> **Data**
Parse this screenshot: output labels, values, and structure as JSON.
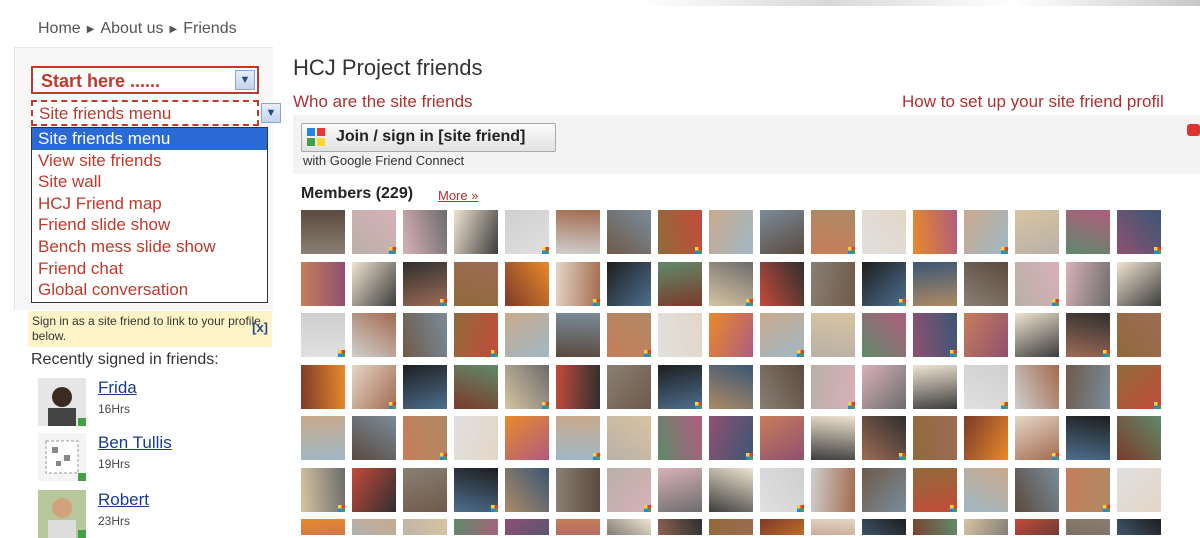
{
  "breadcrumb": [
    "Home",
    "About us",
    "Friends"
  ],
  "left": {
    "start_select": "Start here ......",
    "menu_select": "Site friends menu",
    "menu_options": [
      "Site friends menu",
      "View site friends",
      "Site wall",
      "HCJ Friend map",
      "Friend slide show",
      "Bench mess slide show",
      "Friend chat",
      "Global conversation"
    ],
    "selected_option": "Site friends menu",
    "signin_note": "Sign in as a site friend to link to your profile below.",
    "signin_close": "[x]",
    "recent_title": "Recently signed in friends:",
    "recent_friends": [
      {
        "name": "Frida",
        "time": "16Hrs"
      },
      {
        "name": "Ben Tullis",
        "time": "19Hrs"
      },
      {
        "name": "Robert",
        "time": "23Hrs"
      }
    ]
  },
  "main": {
    "title": "HCJ Project friends",
    "link_who": "Who are the site friends",
    "link_how": "How to set up your site friend profil",
    "join_button": "Join / sign in [site friend]",
    "gfc_note": "with Google Friend Connect",
    "members_title": "Members (229)",
    "more_link": "More »"
  },
  "colors": {
    "accent_red": "#c0392b",
    "link_red": "#b03030",
    "link_blue": "#1a3b8b",
    "selected_blue": "#2a6ad5"
  },
  "icons": [
    "chevron-down-icon",
    "google-friend-connect-icon",
    "close-icon",
    "member-avatar"
  ]
}
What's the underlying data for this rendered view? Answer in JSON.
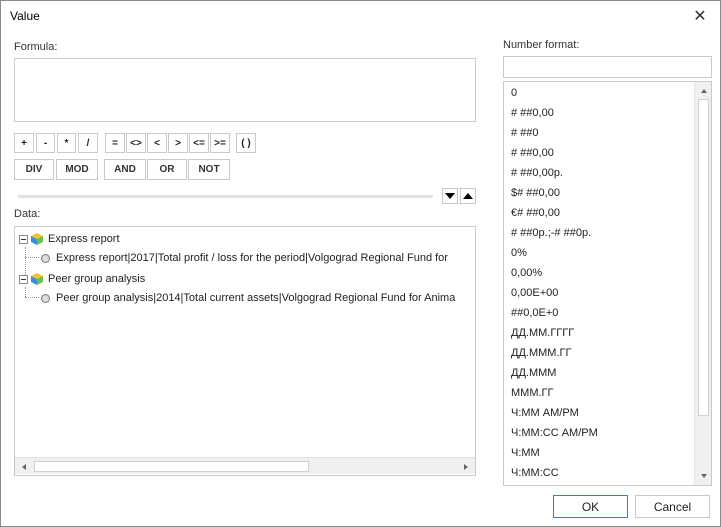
{
  "window": {
    "title": "Value",
    "close_symbol": "✕"
  },
  "formula": {
    "label": "Formula:",
    "value": ""
  },
  "operators": [
    "+",
    "-",
    "*",
    "/",
    "=",
    "<>",
    "<",
    ">",
    "<=",
    ">=",
    "( )"
  ],
  "logical_ops": [
    "DIV",
    "MOD",
    "AND",
    "OR",
    "NOT"
  ],
  "data": {
    "label": "Data:",
    "tree": [
      {
        "label": "Express report",
        "child": "Express report|2017|Total profit / loss for the period|Volgograd Regional Fund for"
      },
      {
        "label": "Peer group analysis",
        "child": "Peer group analysis|2014|Total current assets|Volgograd Regional Fund for Anima"
      }
    ]
  },
  "number_format": {
    "label": "Number format:",
    "input_value": "",
    "items": [
      "0",
      "# ##0,00",
      "# ##0",
      "# ##0,00",
      "# ##0,00р.",
      "$# ##0,00",
      "€# ##0,00",
      "# ##0р.;-# ##0р.",
      "0%",
      "0,00%",
      "0,00E+00",
      "##0,0E+0",
      "ДД.ММ.ГГГГ",
      "ДД.МММ.ГГ",
      "ДД.МММ",
      "МММ.ГГ",
      "Ч:ММ AM/PM",
      "Ч:ММ:СС AM/PM",
      "Ч:ММ",
      "Ч:ММ:СС"
    ]
  },
  "buttons": {
    "ok": "OK",
    "cancel": "Cancel"
  },
  "colors": {
    "ok_border": "#3c7fb1",
    "cube_blue": "#3b8ed8",
    "cube_yellow": "#f2c230",
    "cube_green": "#6cbf4a"
  }
}
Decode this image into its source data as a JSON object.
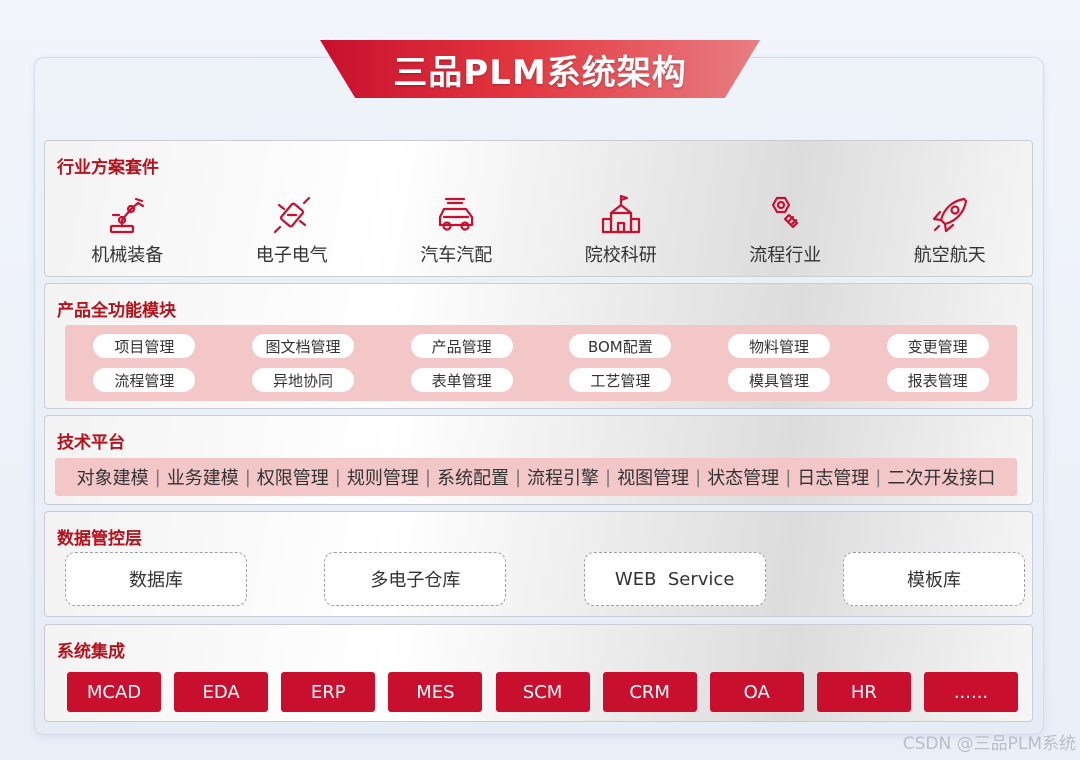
{
  "title": "三品PLM系统架构",
  "sections": {
    "industry": {
      "title": "行业方案套件",
      "items": [
        {
          "label": "机械装备",
          "icon": "robot-arm-icon"
        },
        {
          "label": "电子电气",
          "icon": "electronics-icon"
        },
        {
          "label": "汽车汽配",
          "icon": "car-icon"
        },
        {
          "label": "院校科研",
          "icon": "school-icon"
        },
        {
          "label": "流程行业",
          "icon": "bolt-nut-icon"
        },
        {
          "label": "航空航天",
          "icon": "rocket-icon"
        }
      ]
    },
    "modules": {
      "title": "产品全功能模块",
      "row1": [
        "项目管理",
        "图文档管理",
        "产品管理",
        "BOM配置",
        "物料管理",
        "变更管理"
      ],
      "row2": [
        "流程管理",
        "异地协同",
        "表单管理",
        "工艺管理",
        "模具管理",
        "报表管理"
      ]
    },
    "tech": {
      "title": "技术平台",
      "items": [
        "对象建模",
        "业务建模",
        "权限管理",
        "规则管理",
        "系统配置",
        "流程引擎",
        "视图管理",
        "状态管理",
        "日志管理",
        "二次开发接口"
      ]
    },
    "data": {
      "title": "数据管控层",
      "items": [
        "数据库",
        "多电子仓库",
        "WEB  Service",
        "模板库"
      ]
    },
    "integration": {
      "title": "系统集成",
      "items": [
        "MCAD",
        "EDA",
        "ERP",
        "MES",
        "SCM",
        "CRM",
        "OA",
        "HR",
        "......"
      ]
    }
  },
  "watermark": "CSDN @三品PLM系统",
  "colors": {
    "accent": "#c8102e",
    "pink": "#f3c6c7",
    "section_title": "#b5121b"
  }
}
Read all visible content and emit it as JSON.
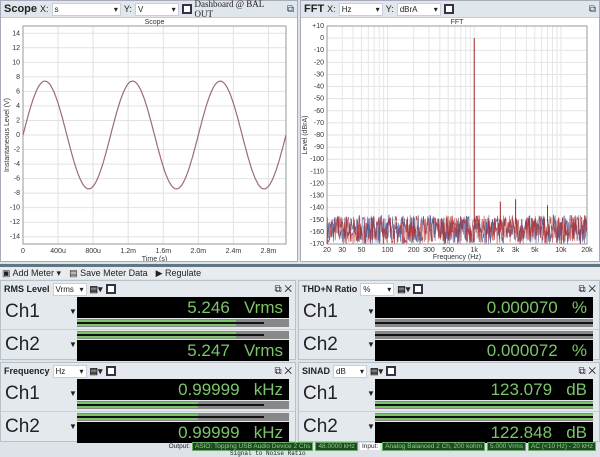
{
  "scope": {
    "title": "Scope",
    "x_label": "X:",
    "x_unit": "s",
    "y_label": "Y:",
    "y_unit": "V",
    "source": "Dashboard @ BAL OUT"
  },
  "fft": {
    "title": "FFT",
    "x_label": "X:",
    "x_unit": "Hz",
    "y_label": "Y:",
    "y_unit": "dBrA"
  },
  "toolbar": {
    "add_meter": "Add Meter",
    "save": "Save Meter Data",
    "regulate": "Regulate"
  },
  "chart_data": [
    {
      "type": "line",
      "title": "Scope",
      "xlabel": "Time (s)",
      "ylabel": "Instantaneous Level (V)",
      "xlim": [
        0,
        0.003
      ],
      "ylim": [
        -15,
        15
      ],
      "xticks": [
        "0",
        "400u",
        "800u",
        "1.2m",
        "1.6m",
        "2.0m",
        "2.4m",
        "2.8m"
      ],
      "yticks": [
        "14",
        "12",
        "10",
        "8",
        "6",
        "4",
        "2",
        "0",
        "-2",
        "-4",
        "-6",
        "-8",
        "-10",
        "-12",
        "-14"
      ],
      "series": [
        {
          "waveform": "sine",
          "frequency_hz": 1000,
          "amplitude_v": 7.42,
          "color": "#9a6b78"
        }
      ],
      "grid": true
    },
    {
      "type": "line",
      "title": "FFT",
      "xlabel": "Frequency (Hz)",
      "ylabel": "Level (dBrA)",
      "xscale": "log",
      "xlim": [
        20,
        20000
      ],
      "ylim": [
        -170,
        10
      ],
      "xticks": [
        "20",
        "30",
        "50",
        "100",
        "200",
        "300",
        "500",
        "1k",
        "2k",
        "3k",
        "5k",
        "10k",
        "20k"
      ],
      "yticks": [
        "+10",
        "0",
        "-10",
        "-20",
        "-30",
        "-40",
        "-50",
        "-60",
        "-70",
        "-80",
        "-90",
        "-100",
        "-110",
        "-120",
        "-130",
        "-140",
        "-150",
        "-160",
        "-170"
      ],
      "peaks": [
        {
          "x": 1000,
          "y": 0
        },
        {
          "x": 2000,
          "y": -135
        },
        {
          "x": 3000,
          "y": -133
        },
        {
          "x": 7000,
          "y": -138
        }
      ],
      "noise_floor": [
        -170,
        -150
      ],
      "series_colors": [
        "#b03030",
        "#404a8a"
      ],
      "grid": true
    }
  ],
  "meters": [
    {
      "title": "RMS Level",
      "unit_sel": "Vrms",
      "rows": [
        {
          "ch": "Ch1",
          "value": "5.246",
          "unit": "Vrms",
          "level": 0.75
        },
        {
          "ch": "Ch2",
          "value": "5.247",
          "unit": "Vrms",
          "level": 0.75
        }
      ]
    },
    {
      "title": "THD+N Ratio",
      "unit_sel": "%",
      "rows": [
        {
          "ch": "Ch1",
          "value": "0.000070",
          "unit": "%",
          "level": 0
        },
        {
          "ch": "Ch2",
          "value": "0.000072",
          "unit": "%",
          "level": 0
        }
      ]
    },
    {
      "title": "Frequency",
      "unit_sel": "Hz",
      "rows": [
        {
          "ch": "Ch1",
          "value": "0.99999",
          "unit": "kHz",
          "level": 0.57
        },
        {
          "ch": "Ch2",
          "value": "0.99999",
          "unit": "kHz",
          "level": 0.57
        }
      ]
    },
    {
      "title": "SINAD",
      "unit_sel": "dB",
      "rows": [
        {
          "ch": "Ch1",
          "value": "123.079",
          "unit": "dB",
          "level": 1
        },
        {
          "ch": "Ch2",
          "value": "122.848",
          "unit": "dB",
          "level": 1
        }
      ]
    }
  ],
  "status": {
    "output_label": "Output:",
    "output": "ASIO: Topping USB Audio Device 2 Chs",
    "output_rate": "48.0000 kHz",
    "input_label": "Input:",
    "input": "Analog Balanced 2 Ch, 200 kohm",
    "input_range": "5.000 Vrms",
    "input_filter": "AC (<10 Hz) - 20 kHz"
  },
  "footer": "Signal to Noise Ratio"
}
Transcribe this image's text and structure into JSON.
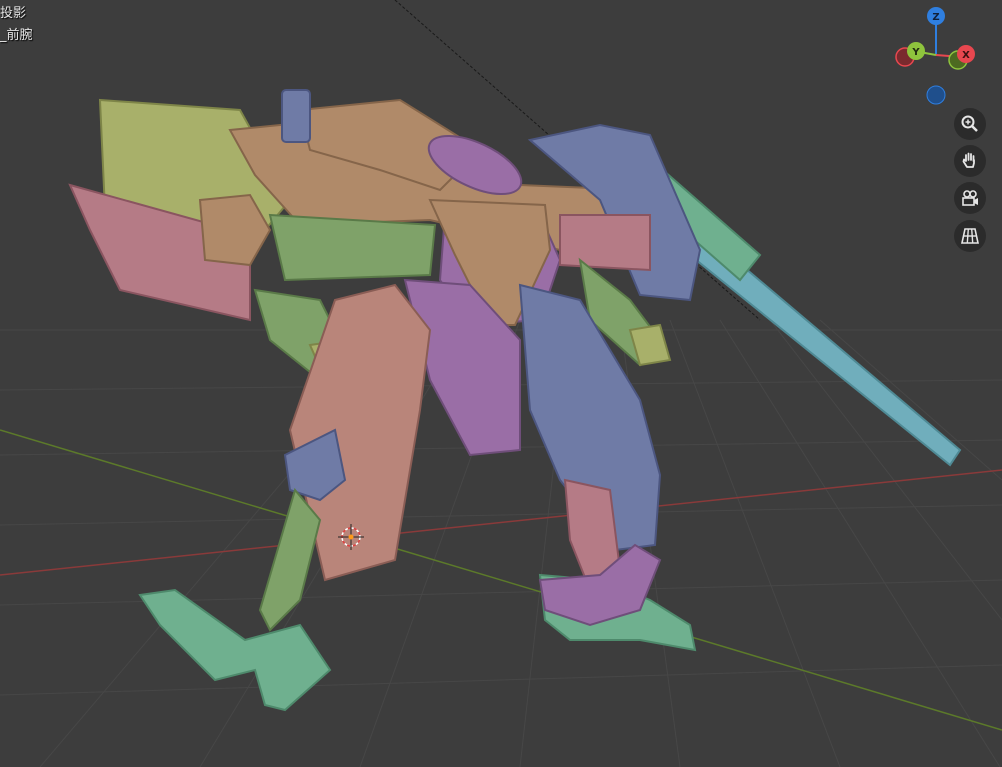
{
  "viewport": {
    "view_mode": "投影",
    "active_object": "_前腕",
    "background_color": "#3d3d3d"
  },
  "gizmo": {
    "z_label": "Z",
    "y_label": "Y",
    "x_label": "X",
    "x_color": "#e8474f",
    "y_color": "#8ec43d",
    "z_color": "#2f7fe0"
  },
  "nav_buttons": [
    {
      "name": "zoom",
      "icon": "zoom-icon"
    },
    {
      "name": "pan",
      "icon": "hand-icon"
    },
    {
      "name": "camera",
      "icon": "camera-icon"
    },
    {
      "name": "ortho",
      "icon": "grid-icon"
    }
  ],
  "model_colors": {
    "tan": "#b08a69",
    "olive": "#a8b06a",
    "green": "#7fa269",
    "pink": "#b57b86",
    "salmon": "#b9857a",
    "purple": "#9a6ea6",
    "blue": "#6f7ba6",
    "teal": "#70aebc",
    "mint": "#6fb08f"
  }
}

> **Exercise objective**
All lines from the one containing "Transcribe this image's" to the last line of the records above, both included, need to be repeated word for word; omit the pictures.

> **Answer area**
Transcribe this image's text and structure into JSON.
{
  "viewport": {
    "view_mode": "投影",
    "active_object": "_前腕",
    "background_color": "#3d3d3d"
  },
  "gizmo": {
    "z_label": "Z",
    "y_label": "Y",
    "x_label": "X",
    "x_color": "#e8474f",
    "y_color": "#8ec43d",
    "z_color": "#2f7fe0"
  },
  "nav_buttons": [
    {
      "name": "zoom",
      "icon": "zoom-icon"
    },
    {
      "name": "pan",
      "icon": "hand-icon"
    },
    {
      "name": "camera",
      "icon": "camera-icon"
    },
    {
      "name": "ortho",
      "icon": "grid-icon"
    }
  ],
  "model_colors": {
    "tan": "#b08a69",
    "olive": "#a8b06a",
    "green": "#7fa269",
    "pink": "#b57b86",
    "salmon": "#b9857a",
    "purple": "#9a6ea6",
    "blue": "#6f7ba6",
    "teal": "#70aebc",
    "mint": "#6fb08f"
  }
}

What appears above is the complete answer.